▶ **EXERCISE DATA**
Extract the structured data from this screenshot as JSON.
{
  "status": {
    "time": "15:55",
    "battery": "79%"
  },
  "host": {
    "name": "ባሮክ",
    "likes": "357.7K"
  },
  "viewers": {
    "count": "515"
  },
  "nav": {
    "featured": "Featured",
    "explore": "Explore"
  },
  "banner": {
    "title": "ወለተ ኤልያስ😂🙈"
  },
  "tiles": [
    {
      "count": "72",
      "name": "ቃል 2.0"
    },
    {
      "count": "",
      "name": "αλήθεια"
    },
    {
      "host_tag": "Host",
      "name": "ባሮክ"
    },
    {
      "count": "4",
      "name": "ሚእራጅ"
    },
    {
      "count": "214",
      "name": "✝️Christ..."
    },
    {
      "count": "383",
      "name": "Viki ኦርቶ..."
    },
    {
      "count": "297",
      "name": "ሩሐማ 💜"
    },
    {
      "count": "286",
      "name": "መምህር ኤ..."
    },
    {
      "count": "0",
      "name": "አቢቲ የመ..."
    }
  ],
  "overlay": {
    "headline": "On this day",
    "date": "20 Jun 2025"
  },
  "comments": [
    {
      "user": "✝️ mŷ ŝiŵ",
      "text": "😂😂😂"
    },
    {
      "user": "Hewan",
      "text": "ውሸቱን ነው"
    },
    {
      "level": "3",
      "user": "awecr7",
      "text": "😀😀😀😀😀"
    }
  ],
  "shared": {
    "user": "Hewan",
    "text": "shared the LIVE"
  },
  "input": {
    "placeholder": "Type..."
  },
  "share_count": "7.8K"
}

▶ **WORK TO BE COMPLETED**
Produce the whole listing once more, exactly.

▶ **EXPECTED ANSWER**
Extract the structured data from this screenshot as JSON.
{
  "status": {
    "time": "15:55",
    "battery": "79%"
  },
  "host": {
    "name": "ባሮክ",
    "likes": "357.7K"
  },
  "viewers": {
    "count": "515"
  },
  "nav": {
    "featured": "Featured",
    "explore": "Explore"
  },
  "banner": {
    "title": "ወለተ ኤልያስ😂🙈"
  },
  "tiles": [
    {
      "count": "72",
      "name": "ቃል 2.0"
    },
    {
      "count": "",
      "name": "αλήθεια"
    },
    {
      "host_tag": "Host",
      "name": "ባሮክ"
    },
    {
      "count": "4",
      "name": "ሚእራጅ"
    },
    {
      "count": "214",
      "name": "✝️Christ..."
    },
    {
      "count": "383",
      "name": "Viki ኦርቶ..."
    },
    {
      "count": "297",
      "name": "ሩሐማ 💜"
    },
    {
      "count": "286",
      "name": "መምህር ኤ..."
    },
    {
      "count": "0",
      "name": "አቢቲ የመ..."
    }
  ],
  "overlay": {
    "headline": "On this day",
    "date": "20 Jun 2025"
  },
  "comments": [
    {
      "user": "✝️ mŷ ŝiŵ",
      "text": "😂😂😂"
    },
    {
      "user": "Hewan",
      "text": "ውሸቱን ነው"
    },
    {
      "level": "3",
      "user": "awecr7",
      "text": "😀😀😀😀😀"
    }
  ],
  "shared": {
    "user": "Hewan",
    "text": "shared the LIVE"
  },
  "input": {
    "placeholder": "Type..."
  },
  "share_count": "7.8K"
}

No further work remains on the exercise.